Dataset records START
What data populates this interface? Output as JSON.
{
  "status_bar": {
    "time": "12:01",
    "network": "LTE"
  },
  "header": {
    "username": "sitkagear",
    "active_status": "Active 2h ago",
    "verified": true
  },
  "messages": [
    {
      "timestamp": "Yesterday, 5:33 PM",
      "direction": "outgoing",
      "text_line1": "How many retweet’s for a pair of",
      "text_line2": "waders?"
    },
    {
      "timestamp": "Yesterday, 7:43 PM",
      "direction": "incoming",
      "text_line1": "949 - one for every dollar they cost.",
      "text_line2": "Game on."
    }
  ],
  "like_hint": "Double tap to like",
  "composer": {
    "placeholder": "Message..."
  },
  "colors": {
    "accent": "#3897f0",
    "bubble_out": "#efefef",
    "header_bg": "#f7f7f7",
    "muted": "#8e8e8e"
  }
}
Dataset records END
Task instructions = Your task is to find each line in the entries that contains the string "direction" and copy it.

Response for this exercise =
      "direction": "outgoing",
      "direction": "incoming",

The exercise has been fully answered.